At the moment I’m sat in the garden for a rare couple of hours with no-one else about. It’s sunny and I’m watching the rabbits make friends (VERY GOOD FRIENDS) and listening to the hens grumble that it’s nearly feeding time and the dog whinging that he wants to go and murder the pheasant that’s cracking in the field over the hedge. It’s all very bucolic and English Country Garden-ish and really I should have a cup of tea beside me.

Watch this space. It’s a blank page, about to be filled.

it’s always five AM somewhere

I have taken my courage in my hands and committed to something. The #5amWritersClub on twitter is for writers. Who want to get up early and get some words in at the start of the day at five AM.

You can probably guess that from the hashtag.

I have no chance of doing that at my own five in the morning, but it’s ALWAYS five somewhere and I’ve started joining it at about ten my own time for a couple of hours.

I have no deadlines imposed on me from elsewhere; but I do have two works in progress to get to grips with and a few ideas for short stories. It’s just making the time to get the words down on the page.

The last couple of weeks has been awful for the gay romance genre, with various catfishing and publishing troubles. Although I have only been an observer, the sheer horribleness of it all seems to have pulled all the creativity out of me. Despite the impending school holidays, this seems like it might be a good way to manage some time to write.

I have also discovered white noise. How did I not know about this before?

bucolic

Beware, this is a bucolic, pastoral post, instead of me doing any actual writing of fiction.

I usually power-down between Christmas and the New Year and this season has been no different. It’s cold and it’s wet and it’s dark and it’s much nicer to spend my time curled up inside in front of the fire watching mildly rubbish TV with the kids than trying to be creative. Or to try and wrest a living from the land, which is is what I attempt to do when I’m not writing.

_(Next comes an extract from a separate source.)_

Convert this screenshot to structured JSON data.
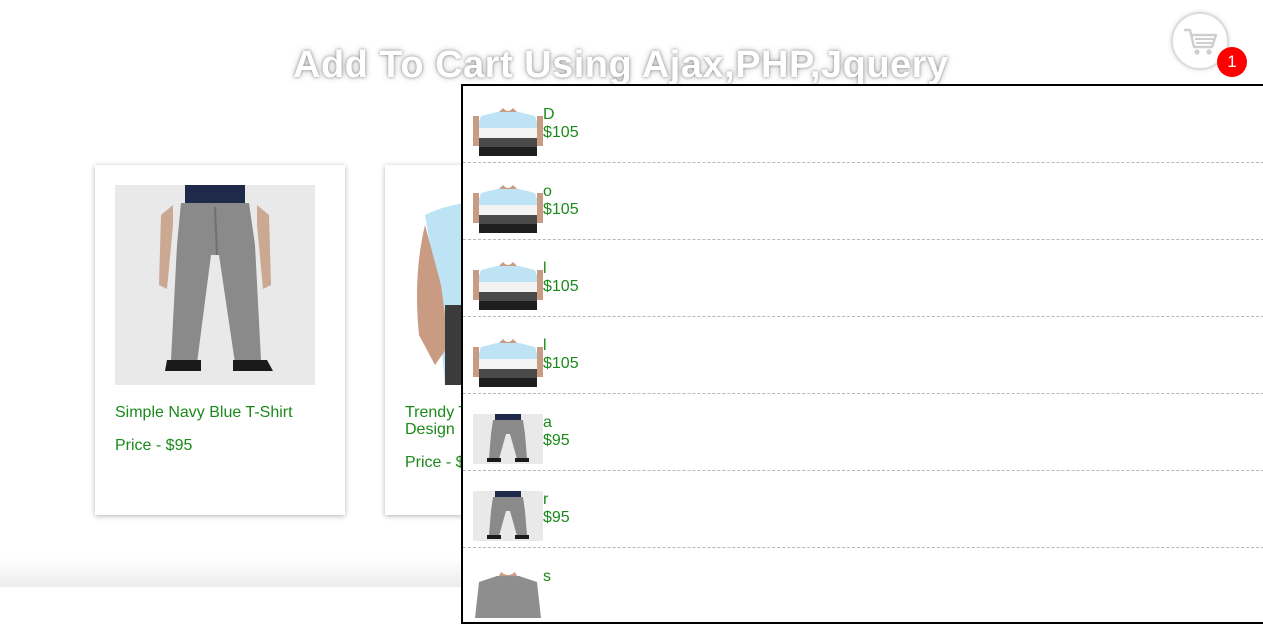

The children went back to school last week and Mr AL and I spent the time getting our collective heads on straight; putting the decorations back up in the loft; catching the plague of mice that arrived out of the decorations boxes and started eating the tea-towels; and generally taking a breath.

For me it was also a week of heightened anxiety, because Lost in Time was released. I didn’t realise how much boshing up self-publishing early last year had affected me, up until now. I have had to work really hard not to compulsively check for new reviews and get on with the job of writing new words. Mr AL has been looking at reviews and feeding things back to me and that has worked really well as a cushion between me and the world.

This week, then, I feel better about Acting Like A Real Human ™ and despite it being cold and wet and having spent most of the morning standing in my pyjamas shouting things like “WHERE ARE YOUR TRAINERS! HAVE YOU CLEANED YOUR TEETH! TURN ALEXA OFF!” I can feel words bubbling up inside me almost ready to boil over on to the page.

I need to plant lettuce and get the hens back in to lay and decide whether I’m going to mate the rabbits again this year. But for now all that can wait whilst I retreat to 1920s London for a while.

 

 

 

under-layed

I signed up for NaNoWriMo, just to give myself a framework for this month, really, and I’ve been doing quite well. This morning though, I am being helped by a nine year old and a dachshund who are being creative with Garage Band. We have clips of the Bus Lady’s voice (*waves to Bus Lady if she is reading this*), cut in with sneezes from both human children and canines, under-layed with a rocking back-beat.

It’s charming. But I would really, really like OH to take them both out for a walk now. Child Two has been asking to walk the dog since she woke up; and the dog is up for it at any time, obviously. We are trying to train him to walk beside the wheelchair without pulling, but he’s only six months old and the whole concept is SO EXCITING for the child that it’s all a bit more complicated than it should be at first glance.

While we are waiting, I have downloaded a new Peppa Pig game on the iPad and that seems to be quite a lot quieter. I’d like to get two thousand words done on the sequel to Lost In Time today, but I think that’s unlikely!